What is expected —
Apart from the pictures, every line below needs to be reproduced verbatim.

[Website and app data records]
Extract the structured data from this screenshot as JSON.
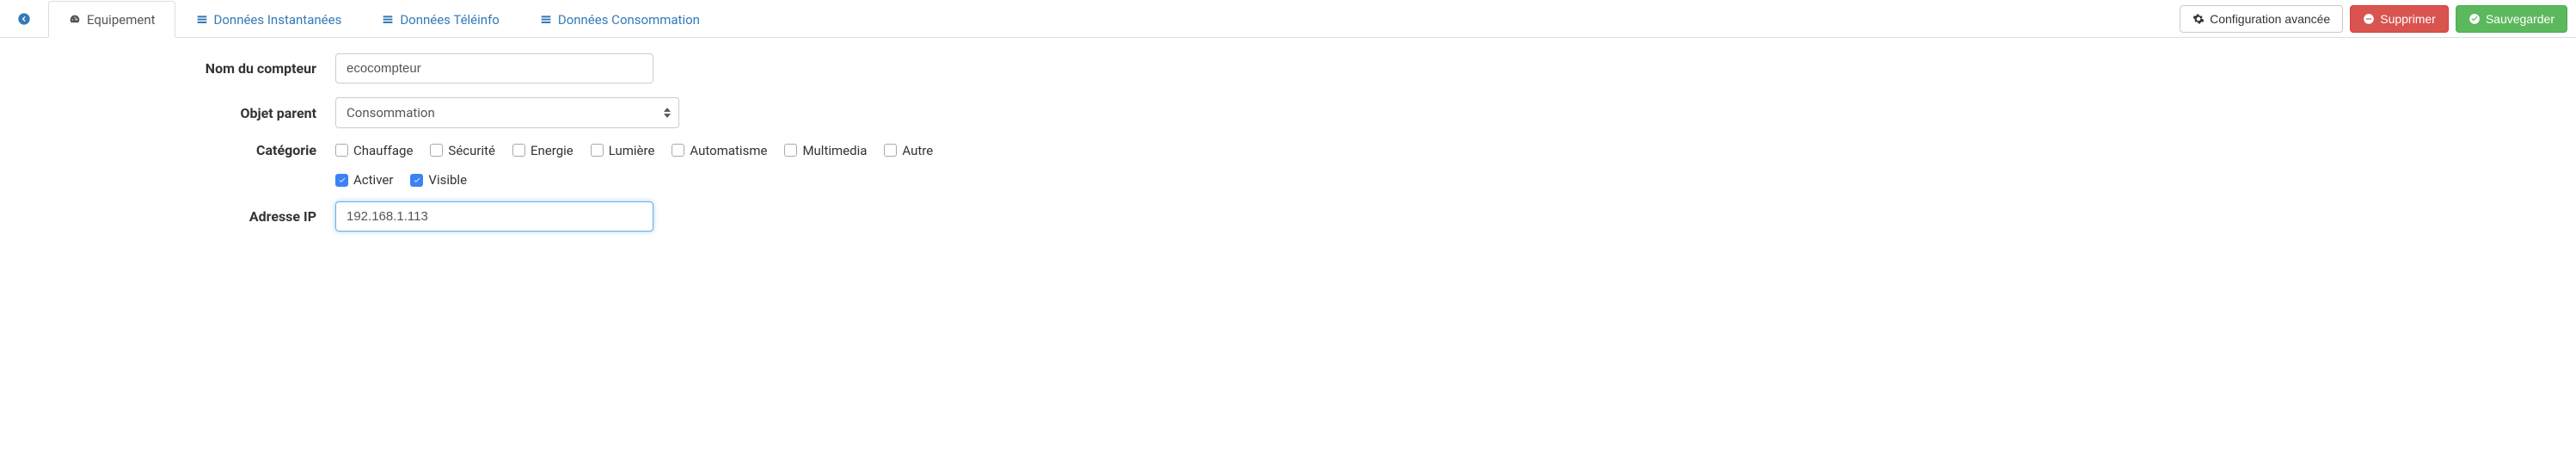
{
  "tabs": {
    "equipment": "Equipement",
    "instant": "Données Instantanées",
    "teleinfo": "Données Téléinfo",
    "consumption": "Données Consommation"
  },
  "actions": {
    "advanced_config": "Configuration avancée",
    "delete": "Supprimer",
    "save": "Sauvegarder"
  },
  "form": {
    "name_label": "Nom du compteur",
    "name_value": "ecocompteur",
    "parent_label": "Objet parent",
    "parent_value": "Consommation",
    "category_label": "Catégorie",
    "categories": {
      "heating": "Chauffage",
      "security": "Sécurité",
      "energy": "Energie",
      "light": "Lumière",
      "automation": "Automatisme",
      "multimedia": "Multimedia",
      "other": "Autre"
    },
    "activate_label": "Activer",
    "visible_label": "Visible",
    "ip_label": "Adresse IP",
    "ip_value": "192.168.1.113"
  }
}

Solution —
Extract the structured data from this screenshot as JSON.
{
  "tabs": {
    "equipment": "Equipement",
    "instant": "Données Instantanées",
    "teleinfo": "Données Téléinfo",
    "consumption": "Données Consommation"
  },
  "actions": {
    "advanced_config": "Configuration avancée",
    "delete": "Supprimer",
    "save": "Sauvegarder"
  },
  "form": {
    "name_label": "Nom du compteur",
    "name_value": "ecocompteur",
    "parent_label": "Objet parent",
    "parent_value": "Consommation",
    "category_label": "Catégorie",
    "categories": {
      "heating": "Chauffage",
      "security": "Sécurité",
      "energy": "Energie",
      "light": "Lumière",
      "automation": "Automatisme",
      "multimedia": "Multimedia",
      "other": "Autre"
    },
    "activate_label": "Activer",
    "visible_label": "Visible",
    "ip_label": "Adresse IP",
    "ip_value": "192.168.1.113"
  }
}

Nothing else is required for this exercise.